Now even conservative Western workplaces are more accepting of pants on female employees. However, they may still expect female employees to exhibit the formality of men's suits. Women in "creative" professions, such as advertising, web design, or fashion, can usually dress with more color and flair.
Male business attire is also nuanced. Choice of clothing and accessories proclaims social and financial status. An inexpensive ready-to-wear suit will lack the cachet of a bespoke suit fashioned by a famous tailor. Custom shirts, hand-made leather shoes, fine cuff links and expensive watches may indicate wealth, and in certain professions may effectively amount to a "dress code" (e.g., in investment banking).
Western business wear is standard in many workplaces around the globe, even in countries where the usual daily wear may be a distinctive national costume.

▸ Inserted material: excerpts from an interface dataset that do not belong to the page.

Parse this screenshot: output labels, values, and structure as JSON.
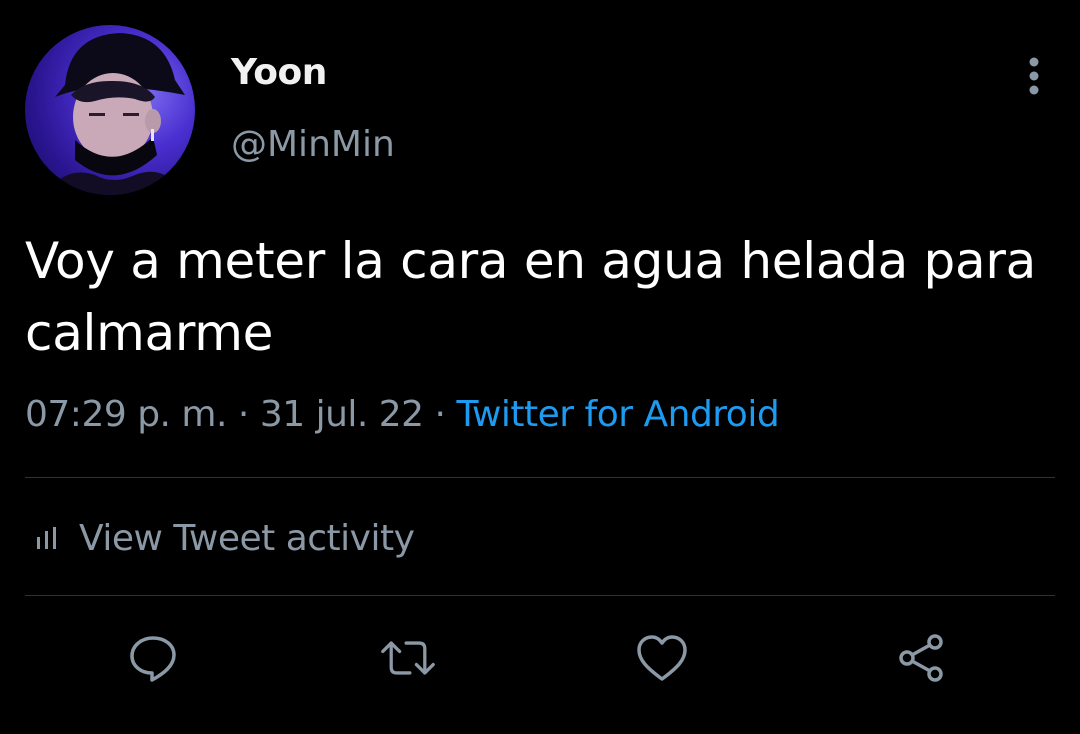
{
  "tweet": {
    "author": {
      "display_name": "Yoon",
      "handle": "@MinMin",
      "avatar_icon": "avatar-photo"
    },
    "more_icon": "more-vertical-icon",
    "text_line1": "Voy a meter la cara en agua helada para",
    "text_line2": "calmarme",
    "meta": {
      "time": "07:29 p. m.",
      "separator": "·",
      "date": "31 jul. 22",
      "source": "Twitter for Android"
    },
    "activity": {
      "icon": "analytics-bars-icon",
      "label": "View Tweet activity"
    },
    "actions": [
      {
        "icon": "reply-icon"
      },
      {
        "icon": "retweet-icon"
      },
      {
        "icon": "like-icon"
      },
      {
        "icon": "share-icon"
      }
    ]
  },
  "colors": {
    "background": "#000000",
    "primary_text": "#ffffff",
    "secondary_text": "#8b98a5",
    "link": "#1d9bf0",
    "divider": "#2f3336"
  }
}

Some non-Western business-people will wear national costume nonetheless. A Saudi Arabian sheikh may wear the traditional robes and headdress to an international conference; United Arab Emirates diplomats in particular are noted for attending conventions of the United Nations General Assembly in full keffiyeh and thawb. Diplomats of the People's Republic of China are similarly noted for wearing the Mao suit to international events; Indian leaders often wear Nehru jackets, with Manmohan Singh wearing a suit-like combination including such a jacket with his Sikh turban. Wearing national costume in such contexts can proclaim national pride, or just extremely high status which allows the wearer to defy convention. Sometimes an element of the national costume such as a hat is combined with a Western business suit; for instance, Yasser Arafat was noted for wearing the aforementioned kaffiyeh with a Western-style military uniform, a derivative of the suit.
The aloha shirt, while considered casual attire in the mainland United States, is considered acceptable business wear in Hawaii, where it is well-suited to that state's warm and humid climate. Similarly, Kariyushi style attire is encouraged in Japan, especially southern locales of Japan, to allow more comfort in the workplace, and to encourage dress that conforms with Cool Biz guidelines. Akihiko Higa, a researcher of Kaiho Soken who has worked on a Kariyushi style project for an Okinawan clothing manufacturer, said, “It (the Kariyushi shirt) is easy-to-wear and highly functional for wearing either in an office situation or in a resort."
- "Interview appearance and attire". Career services. Virginia Tech, Division of Student Affairs. 10 July 2013. Retrieved 25 September 2013.